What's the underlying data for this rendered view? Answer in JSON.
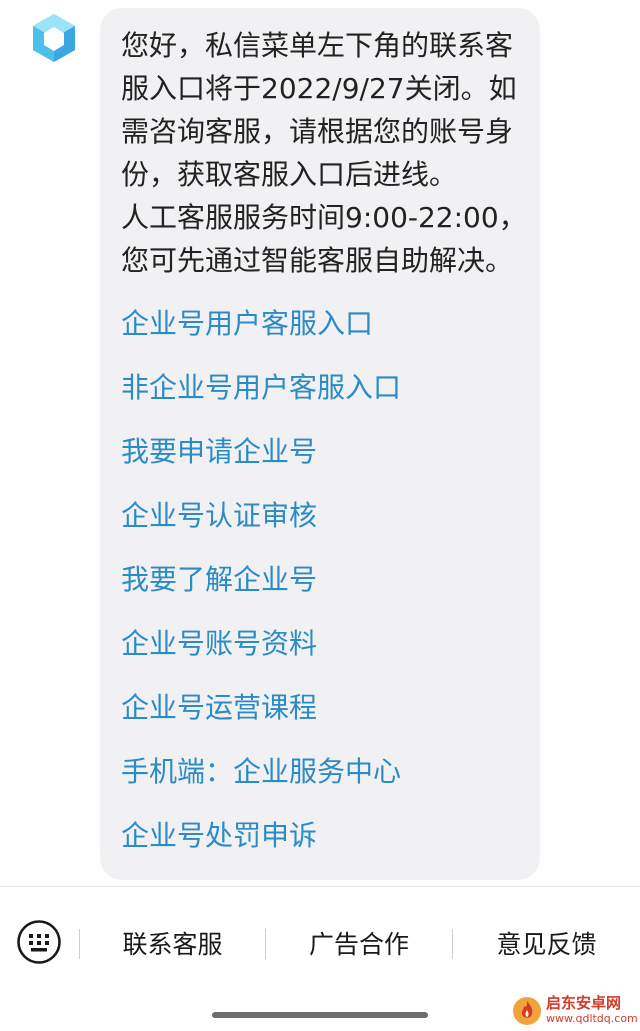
{
  "chat": {
    "message_lines": [
      "您好，私信菜单左下角的联系客",
      "服入口将于2022/9/27关闭。如",
      "需咨询客服，请根据您的账号身",
      "份，获取客服入口后进线。",
      "人工客服服务时间9:00-22:00，",
      "您可先通过智能客服自助解决。"
    ],
    "links": [
      "企业号用户客服入口",
      "非企业号用户客服入口",
      "我要申请企业号",
      "企业号认证审核",
      "我要了解企业号",
      "企业号账号资料",
      "企业号运营课程",
      "手机端：企业服务中心",
      "企业号处罚申诉"
    ]
  },
  "bottom_menu": {
    "items": [
      "联系客服",
      "广告合作",
      "意见反馈"
    ]
  },
  "watermark": {
    "title": "启东安卓网",
    "url": "www.qdltdq.com"
  },
  "colors": {
    "link": "#2b8bc5",
    "bubble_bg": "#f1f1f3",
    "text": "#222222",
    "avatar_light": "#6fd3f2",
    "avatar_dark": "#3ba7e0",
    "watermark": "#d23a2a"
  },
  "icons": {
    "avatar": "cube-logo-icon",
    "keyboard": "keyboard-icon",
    "watermark": "fire-logo-icon"
  }
}
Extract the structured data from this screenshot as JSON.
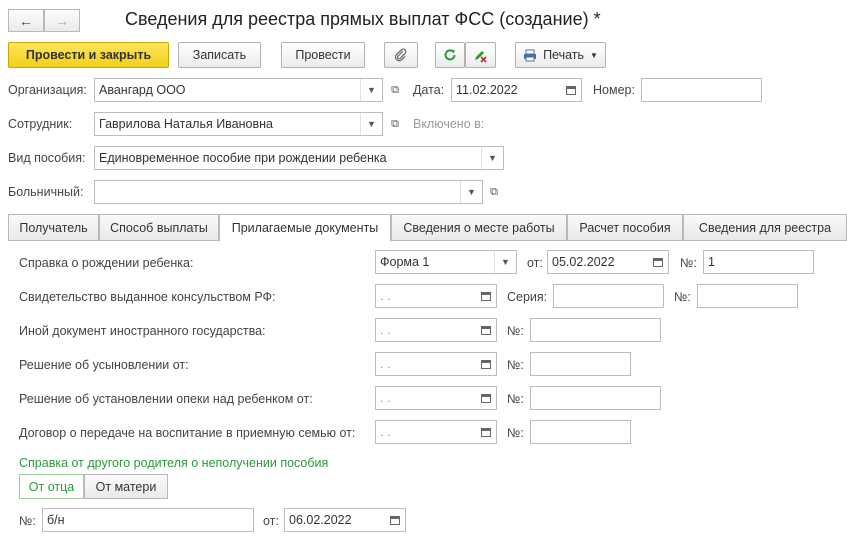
{
  "nav": {
    "back_icon": "arrow-left-icon",
    "forward_icon": "arrow-right-icon"
  },
  "title": "Сведения для реестра прямых выплат ФСС (создание) *",
  "toolbar": {
    "post_close": "Провести и закрыть",
    "save": "Записать",
    "post": "Провести",
    "attach_icon": "paperclip-icon",
    "refresh_icon": "refresh-icon",
    "edit_icon": "edit-document-icon",
    "print_icon": "printer-icon",
    "print": "Печать",
    "accent": "#f2cf1a",
    "refresh_color": "#2b9a3c"
  },
  "header": {
    "org_label": "Организация:",
    "org_value": "Авангард ООО",
    "date_label": "Дата:",
    "date_value": "11.02.2022",
    "number_label": "Номер:",
    "number_value": "",
    "employee_label": "Сотрудник:",
    "employee_value": "Гаврилова Наталья Ивановна",
    "included_label": "Включено в:",
    "benefit_label": "Вид пособия:",
    "benefit_value": "Единовременное пособие при рождении ребенка",
    "sick_label": "Больничный:",
    "sick_value": ""
  },
  "tabs": [
    {
      "label": "Получатель"
    },
    {
      "label": "Способ выплаты"
    },
    {
      "label": "Прилагаемые документы"
    },
    {
      "label": "Сведения о месте работы"
    },
    {
      "label": "Расчет пособия"
    },
    {
      "label": "Сведения для реестра"
    }
  ],
  "docs": {
    "birth_cert_label": "Справка о рождении ребенка:",
    "birth_cert_form": "Форма 1",
    "from_label": "от:",
    "birth_cert_date": "05.02.2022",
    "no_label": "№:",
    "birth_cert_number": "1",
    "consul_label": "Свидетельство выданное консульством РФ:",
    "series_label": "Серия:",
    "foreign_label": "Иной документ иностранного государства:",
    "adoption_label": "Решение об усыновлении от:",
    "guardian_label": "Решение об установлении опеки над ребенком от:",
    "foster_label": "Договор о передаче на воспитание в приемную семью от:",
    "empty_date": " .  .",
    "other_parent_title": "Справка от другого родителя о неполучении пособия",
    "from_father": "От отца",
    "from_mother": "От матери",
    "cert_no_label": "№:",
    "cert_no_value": "б/н",
    "cert_from_label": "от:",
    "cert_date": "06.02.2022"
  }
}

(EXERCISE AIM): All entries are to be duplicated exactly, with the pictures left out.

(RESPONSE TO THIS EXERCISE):
What's the underlying data for this rendered view? Answer in JSON.
{
  "chat": {
    "message_lines": [
      "您好，私信菜单左下角的联系客",
      "服入口将于2022/9/27关闭。如",
      "需咨询客服，请根据您的账号身",
      "份，获取客服入口后进线。",
      "人工客服服务时间9:00-22:00，",
      "您可先通过智能客服自助解决。"
    ],
    "links": [
      "企业号用户客服入口",
      "非企业号用户客服入口",
      "我要申请企业号",
      "企业号认证审核",
      "我要了解企业号",
      "企业号账号资料",
      "企业号运营课程",
      "手机端：企业服务中心",
      "企业号处罚申诉"
    ]
  },
  "bottom_menu": {
    "items": [
      "联系客服",
      "广告合作",
      "意见反馈"
    ]
  },
  "watermark": {
    "title": "启东安卓网",
    "url": "www.qdltdq.com"
  },
  "colors": {
    "link": "#2b8bc5",
    "bubble_bg": "#f1f1f3",
    "text": "#222222",
    "avatar_light": "#6fd3f2",
    "avatar_dark": "#3ba7e0",
    "watermark": "#d23a2a"
  },
  "icons": {
    "avatar": "cube-logo-icon",
    "keyboard": "keyboard-icon",
    "watermark": "fire-logo-icon"
  }
}
Extract the structured data from this screenshot as JSON.
{
  "nav": {
    "back_icon": "arrow-left-icon",
    "forward_icon": "arrow-right-icon"
  },
  "title": "Сведения для реестра прямых выплат ФСС (создание) *",
  "toolbar": {
    "post_close": "Провести и закрыть",
    "save": "Записать",
    "post": "Провести",
    "attach_icon": "paperclip-icon",
    "refresh_icon": "refresh-icon",
    "edit_icon": "edit-document-icon",
    "print_icon": "printer-icon",
    "print": "Печать",
    "accent": "#f2cf1a",
    "refresh_color": "#2b9a3c"
  },
  "header": {
    "org_label": "Организация:",
    "org_value": "Авангард ООО",
    "date_label": "Дата:",
    "date_value": "11.02.2022",
    "number_label": "Номер:",
    "number_value": "",
    "employee_label": "Сотрудник:",
    "employee_value": "Гаврилова Наталья Ивановна",
    "included_label": "Включено в:",
    "benefit_label": "Вид пособия:",
    "benefit_value": "Единовременное пособие при рождении ребенка",
    "sick_label": "Больничный:",
    "sick_value": ""
  },
  "tabs": [
    {
      "label": "Получатель"
    },
    {
      "label": "Способ выплаты"
    },
    {
      "label": "Прилагаемые документы"
    },
    {
      "label": "Сведения о месте работы"
    },
    {
      "label": "Расчет пособия"
    },
    {
      "label": "Сведения для реестра"
    }
  ],
  "docs": {
    "birth_cert_label": "Справка о рождении ребенка:",
    "birth_cert_form": "Форма 1",
    "from_label": "от:",
    "birth_cert_date": "05.02.2022",
    "no_label": "№:",
    "birth_cert_number": "1",
    "consul_label": "Свидетельство выданное консульством РФ:",
    "series_label": "Серия:",
    "foreign_label": "Иной документ иностранного государства:",
    "adoption_label": "Решение об усыновлении от:",
    "guardian_label": "Решение об установлении опеки над ребенком от:",
    "foster_label": "Договор о передаче на воспитание в приемную семью от:",
    "empty_date": " .  .",
    "other_parent_title": "Справка от другого родителя о неполучении пособия",
    "from_father": "От отца",
    "from_mother": "От матери",
    "cert_no_label": "№:",
    "cert_no_value": "б/н",
    "cert_from_label": "от:",
    "cert_date": "06.02.2022"
  }
}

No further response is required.